(Data extracted from a collection)
————————

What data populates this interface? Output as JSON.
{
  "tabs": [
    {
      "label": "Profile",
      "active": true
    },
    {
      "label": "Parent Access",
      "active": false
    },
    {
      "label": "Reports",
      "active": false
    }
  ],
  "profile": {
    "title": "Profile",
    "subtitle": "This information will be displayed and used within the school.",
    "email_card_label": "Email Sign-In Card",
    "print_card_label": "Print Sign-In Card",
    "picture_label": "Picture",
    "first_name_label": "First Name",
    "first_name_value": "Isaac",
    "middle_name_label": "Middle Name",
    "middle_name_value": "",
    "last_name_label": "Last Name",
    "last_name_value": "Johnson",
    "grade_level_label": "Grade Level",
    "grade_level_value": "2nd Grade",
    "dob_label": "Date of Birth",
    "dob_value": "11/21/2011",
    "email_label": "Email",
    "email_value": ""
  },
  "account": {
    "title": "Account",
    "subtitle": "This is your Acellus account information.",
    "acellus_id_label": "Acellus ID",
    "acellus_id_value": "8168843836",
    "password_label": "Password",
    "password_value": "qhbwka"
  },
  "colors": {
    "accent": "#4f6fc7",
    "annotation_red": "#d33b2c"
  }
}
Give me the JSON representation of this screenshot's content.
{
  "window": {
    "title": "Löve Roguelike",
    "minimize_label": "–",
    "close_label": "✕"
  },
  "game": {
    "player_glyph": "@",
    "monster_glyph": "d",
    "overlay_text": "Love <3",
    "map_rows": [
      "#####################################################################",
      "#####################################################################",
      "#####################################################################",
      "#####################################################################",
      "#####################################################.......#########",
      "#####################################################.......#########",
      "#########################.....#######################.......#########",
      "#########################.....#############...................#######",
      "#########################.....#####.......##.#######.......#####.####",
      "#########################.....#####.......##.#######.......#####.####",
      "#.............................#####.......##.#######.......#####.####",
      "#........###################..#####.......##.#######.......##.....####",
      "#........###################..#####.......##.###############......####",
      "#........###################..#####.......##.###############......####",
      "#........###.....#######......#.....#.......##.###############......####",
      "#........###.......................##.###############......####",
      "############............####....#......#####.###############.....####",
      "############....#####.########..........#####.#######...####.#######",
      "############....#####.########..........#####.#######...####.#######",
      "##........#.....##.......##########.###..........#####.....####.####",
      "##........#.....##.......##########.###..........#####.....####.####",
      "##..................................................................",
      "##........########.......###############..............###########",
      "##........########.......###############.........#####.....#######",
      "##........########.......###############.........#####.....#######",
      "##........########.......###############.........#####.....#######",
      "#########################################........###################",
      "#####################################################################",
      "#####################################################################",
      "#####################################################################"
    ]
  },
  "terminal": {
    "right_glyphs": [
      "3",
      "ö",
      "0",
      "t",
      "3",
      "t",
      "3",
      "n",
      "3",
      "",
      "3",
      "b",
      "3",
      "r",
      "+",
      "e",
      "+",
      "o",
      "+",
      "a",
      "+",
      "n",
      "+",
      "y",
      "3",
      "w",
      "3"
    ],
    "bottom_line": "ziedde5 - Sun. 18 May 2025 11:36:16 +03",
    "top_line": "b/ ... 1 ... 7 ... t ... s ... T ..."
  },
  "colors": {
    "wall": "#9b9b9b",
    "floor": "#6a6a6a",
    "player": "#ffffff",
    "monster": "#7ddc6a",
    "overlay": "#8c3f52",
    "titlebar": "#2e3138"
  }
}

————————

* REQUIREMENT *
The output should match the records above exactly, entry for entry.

* YOUR SOLUTION *
What data populates this interface? Output as JSON.
{
  "tabs": [
    {
      "label": "Profile",
      "active": true
    },
    {
      "label": "Parent Access",
      "active": false
    },
    {
      "label": "Reports",
      "active": false
    }
  ],
  "profile": {
    "title": "Profile",
    "subtitle": "This information will be displayed and used within the school.",
    "email_card_label": "Email Sign-In Card",
    "print_card_label": "Print Sign-In Card",
    "picture_label": "Picture",
    "first_name_label": "First Name",
    "first_name_value": "Isaac",
    "middle_name_label": "Middle Name",
    "middle_name_value": "",
    "last_name_label": "Last Name",
    "last_name_value": "Johnson",
    "grade_level_label": "Grade Level",
    "grade_level_value": "2nd Grade",
    "dob_label": "Date of Birth",
    "dob_value": "11/21/2011",
    "email_label": "Email",
    "email_value": ""
  },
  "account": {
    "title": "Account",
    "subtitle": "This is your Acellus account information.",
    "acellus_id_label": "Acellus ID",
    "acellus_id_value": "8168843836",
    "password_label": "Password",
    "password_value": "qhbwka"
  },
  "colors": {
    "accent": "#4f6fc7",
    "annotation_red": "#d33b2c"
  }
}
Give me the JSON representation of this screenshot's content.
{
  "window": {
    "title": "Löve Roguelike",
    "minimize_label": "–",
    "close_label": "✕"
  },
  "game": {
    "player_glyph": "@",
    "monster_glyph": "d",
    "overlay_text": "Love <3",
    "map_rows": [
      "#####################################################################",
      "#####################################################################",
      "#####################################################################",
      "#####################################################################",
      "#####################################################.......#########",
      "#####################################################.......#########",
      "#########################.....#######################.......#########",
      "#########################.....#############...................#######",
      "#########################.....#####.......##.#######.......#####.####",
      "#########################.....#####.......##.#######.......#####.####",
      "#.............................#####.......##.#######.......#####.####",
      "#........###################..#####.......##.#######.......##.....####",
      "#........###################..#####.......##.###############......####",
      "#........###################..#####.......##.###############......####",
      "#........###.....#######......#.....#.......##.###############......####",
      "#........###.......................##.###############......####",
      "############............####....#......#####.###############.....####",
      "############....#####.########..........#####.#######...####.#######",
      "############....#####.########..........#####.#######...####.#######",
      "##........#.....##.......##########.###..........#####.....####.####",
      "##........#.....##.......##########.###..........#####.....####.####",
      "##..................................................................",
      "##........########.......###############..............###########",
      "##........########.......###############.........#####.....#######",
      "##........########.......###############.........#####.....#######",
      "##........########.......###############.........#####.....#######",
      "#########################################........###################",
      "#####################################################################",
      "#####################################################################",
      "#####################################################################"
    ]
  },
  "terminal": {
    "right_glyphs": [
      "3",
      "ö",
      "0",
      "t",
      "3",
      "t",
      "3",
      "n",
      "3",
      "",
      "3",
      "b",
      "3",
      "r",
      "+",
      "e",
      "+",
      "o",
      "+",
      "a",
      "+",
      "n",
      "+",
      "y",
      "3",
      "w",
      "3"
    ],
    "bottom_line": "ziedde5 - Sun. 18 May 2025 11:36:16 +03",
    "top_line": "b/ ... 1 ... 7 ... t ... s ... T ..."
  },
  "colors": {
    "wall": "#9b9b9b",
    "floor": "#6a6a6a",
    "player": "#ffffff",
    "monster": "#7ddc6a",
    "overlay": "#8c3f52",
    "titlebar": "#2e3138"
  }
}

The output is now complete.